Funny thing, I wrote software reviews (or rather comparisions) professionally for five years. To ensure a fair review and a round article four different people were involved:
First: Me as the writer
Second: My editor. She checked my research for errors. Tested the things I had tested and described, to make sure the errors I found weren't just temporary glitches, or errors on my side, and that I didn't have overlooked anything.
Third: The chief-editor who looked, after the article was finished and edited with a fresh and unbiased eye, if everything was smooth, logical and if we provided a good journalistic quality.
Fourth: the final editor that just looked after the grammar and spelling to catch any error that might have escaped three persons.
My editor usually liked me being very direct about the quality of the software and if a tool was bad I was allowed to write that the tool was bad. Sometimes my frustration about a very rough testing-period showed in my writing and then she softened my words a bit. But on one ocassion she hated a tool even more than I did and she puts a harsh spotlight on the limits and errors.
Of course, we always kept a somewhat professional tone, like writing "the tool isn't able to keep the advertised promises" or "it worked as stable as a direction indicator: on - off - on - off" but not "the programmers are complete morons".
IF there were serious problems, we said so, without being extremely nice to the feelings of the programmers. In the end we didn't write for the programmers. We wrote for the readers and they should know which tool was worth a look and which tool just would be a waste of their time.
In your case: you found Malware. Why on earth do you want to go easy on programmers who put their users at risk?
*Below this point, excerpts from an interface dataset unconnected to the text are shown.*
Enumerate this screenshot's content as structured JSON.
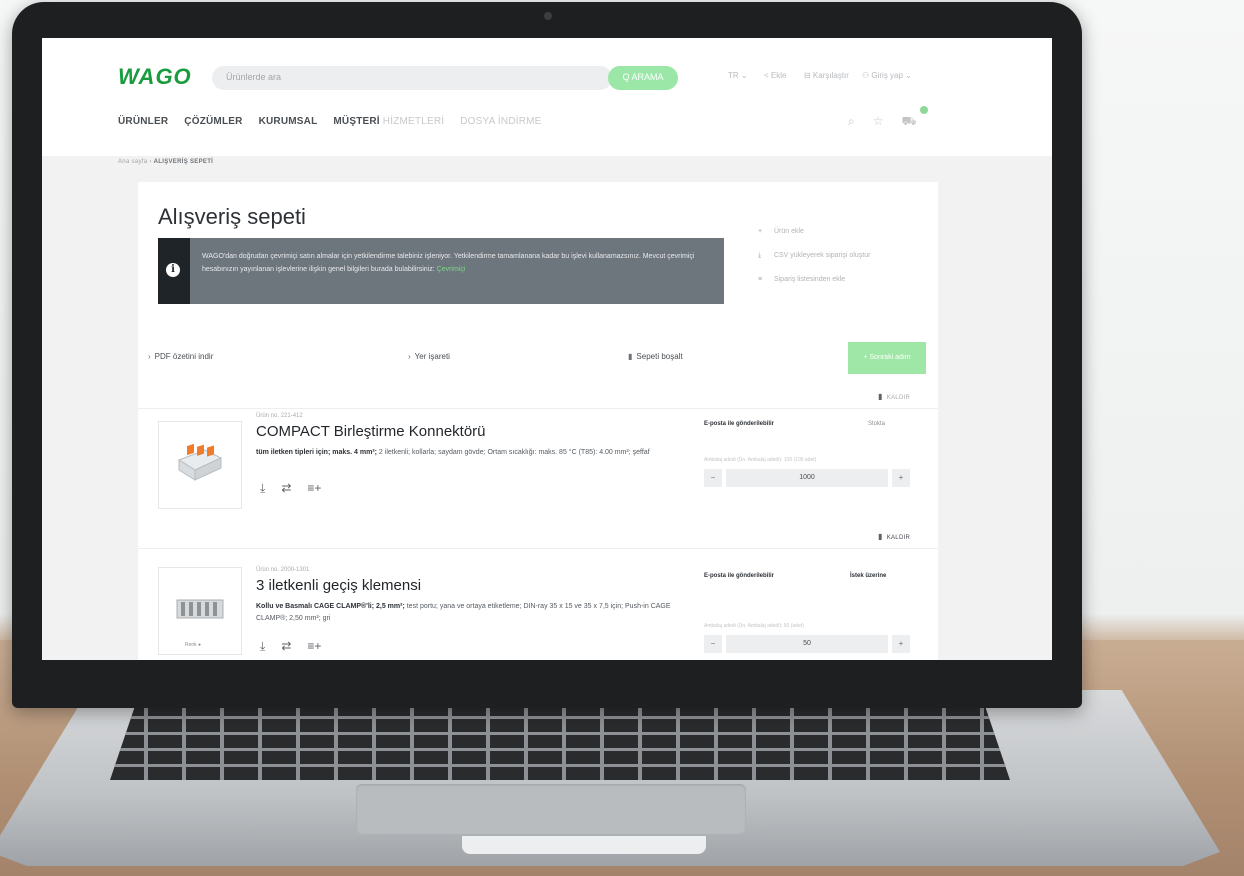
{
  "header": {
    "logo": "WAGO",
    "search_placeholder": "Ürünlerde ara",
    "search_button": "Q ARAMA",
    "utility": {
      "language": "TR ⌄",
      "share": "< Ekle",
      "compare": "⊟ Karşılaştır",
      "account": "⚇ Giriş yap ⌄"
    }
  },
  "nav": {
    "items": [
      "ÜRÜNLER",
      "ÇÖZÜMLER",
      "KURUMSAL",
      "MÜŞTERİ"
    ],
    "faded": [
      "HİZMETLERİ",
      "DOSYA İNDİRME"
    ]
  },
  "breadcrumb": {
    "home": "Ana sayfa",
    "separator": "›",
    "current": "ALIŞVERİŞ SEPETİ"
  },
  "page": {
    "title": "Alışveriş sepeti",
    "info_text": "WAGO'dan doğrudan çevrimiçi satın almalar için yetkilendirme talebiniz işleniyor. Yetkilendirme tamamlanana kadar bu işlevi kullanamazsınız. Mevcut çevrimiçi hesabınızın yayınlanan işlevlerine ilişkin genel bilgileri burada bulabilirsiniz:",
    "info_link": "Çevrimiçi",
    "side_links": [
      {
        "icon": "+",
        "label": "Ürün ekle"
      },
      {
        "icon": "⤓",
        "label": "CSV yükleyerek siparişi oluştur"
      },
      {
        "icon": "≡",
        "label": "Sipariş listesinden ekle"
      }
    ]
  },
  "actions": {
    "pdf": "PDF özetini indir",
    "bookmark": "Yer işareti",
    "clear": "Sepeti boşalt",
    "next": "+ Sonraki adım"
  },
  "items": [
    {
      "sku": "Ürün no. 221-412",
      "name": "COMPACT Birleştirme Konnektörü",
      "desc_bold": "tüm iletken tipleri için; maks. 4 mm²;",
      "desc_rest": " 2 iletkenli; kollarla; saydam gövde; Ortam sıcaklığı: maks. 85 °C (T85): 4.00 mm²; şeffaf",
      "ship_label": "E-posta ile gönderilebilir",
      "ship_option": "Stokta",
      "qty_label": "Ambalaj adedi (Ün. Ambalaj adedi): 100 (100 adet)",
      "qty": "1000",
      "remove": "KALDIR"
    },
    {
      "sku": "Ürün no. 2000-1301",
      "name": "3 iletkenli geçiş klemensi",
      "desc_bold": "Kollu ve Basmalı CAGE CLAMP®'li; 2,5 mm²;",
      "desc_rest": " test portu; yana ve ortaya etiketleme; DIN-ray 35 x 15 ve 35 x 7,5 için; Push-in CAGE CLAMP®; 2,50 mm²; gri",
      "ship_label": "E-posta ile gönderilebilir",
      "ship_option": "İstek üzerine",
      "qty_label": "Ambalaj adedi (Ün. Ambalaj adedi): 50 (adet)",
      "qty": "50",
      "remove": "KALDIR",
      "thumb_label": "Renk ●"
    }
  ],
  "stepper": {
    "minus": "−",
    "plus": "+"
  },
  "icons": {
    "download": "⤓",
    "compare": "⇄",
    "list": "≡+",
    "search": "⌕",
    "bookmark": "☆",
    "cart": "🛒",
    "trash": "🗑",
    "info": "i"
  },
  "colors": {
    "accent": "#1a9c3e",
    "accent_light": "#9ee7a6",
    "info_bg": "#6e767d",
    "info_dark": "#1f2428"
  }
}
Maybe with full intent? You write for your readers. Put a big warning label on top of the article, that this tool contains malware.